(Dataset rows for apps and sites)
»»
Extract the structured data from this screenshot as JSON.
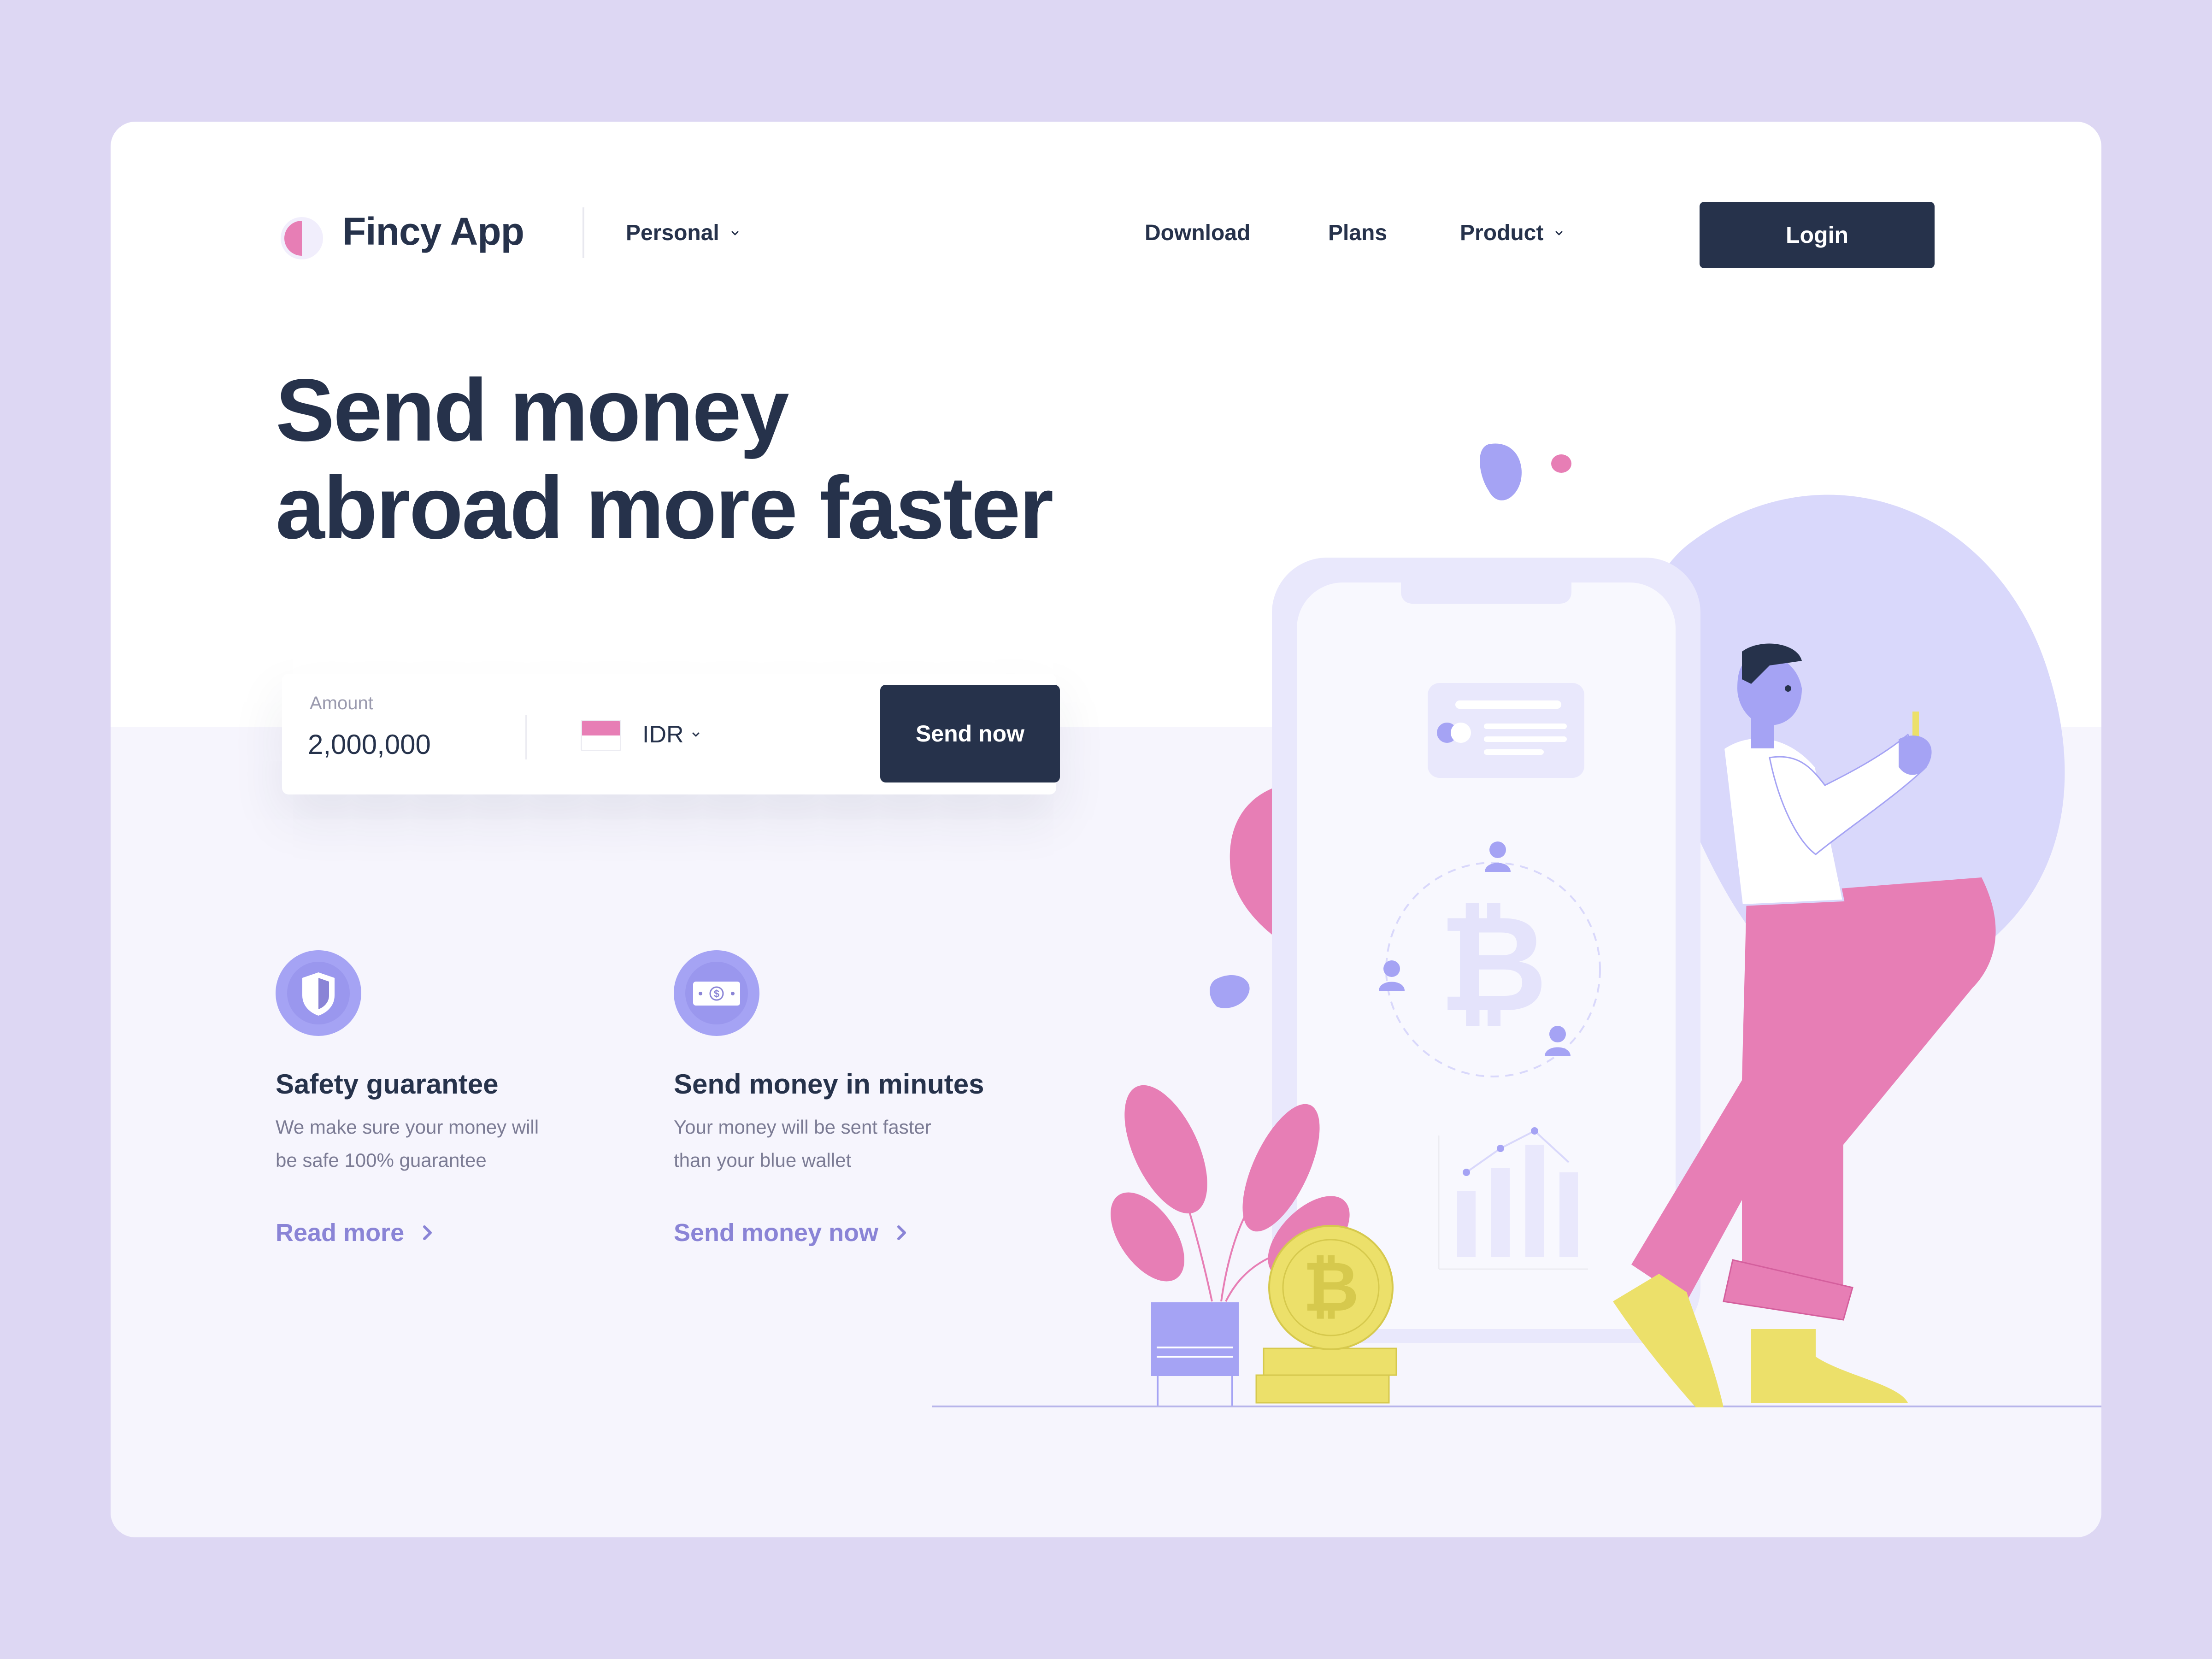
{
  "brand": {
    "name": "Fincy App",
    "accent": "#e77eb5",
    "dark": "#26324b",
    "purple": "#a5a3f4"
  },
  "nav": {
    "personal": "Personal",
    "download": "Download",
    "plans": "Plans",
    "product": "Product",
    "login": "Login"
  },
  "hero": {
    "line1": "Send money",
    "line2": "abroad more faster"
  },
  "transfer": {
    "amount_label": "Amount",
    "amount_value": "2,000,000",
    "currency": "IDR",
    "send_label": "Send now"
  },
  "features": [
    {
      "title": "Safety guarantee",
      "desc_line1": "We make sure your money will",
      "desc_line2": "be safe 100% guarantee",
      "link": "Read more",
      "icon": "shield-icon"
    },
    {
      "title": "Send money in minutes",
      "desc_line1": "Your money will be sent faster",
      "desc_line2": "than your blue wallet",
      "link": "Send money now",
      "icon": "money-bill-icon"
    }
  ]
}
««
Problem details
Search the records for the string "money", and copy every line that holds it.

Exercise solution
    "line1": "Send money",
      "desc_line1": "We make sure your money will",
      "title": "Send money in minutes",
      "desc_line1": "Your money will be sent faster",
      "link": "Send money now",
      "icon": "money-bill-icon"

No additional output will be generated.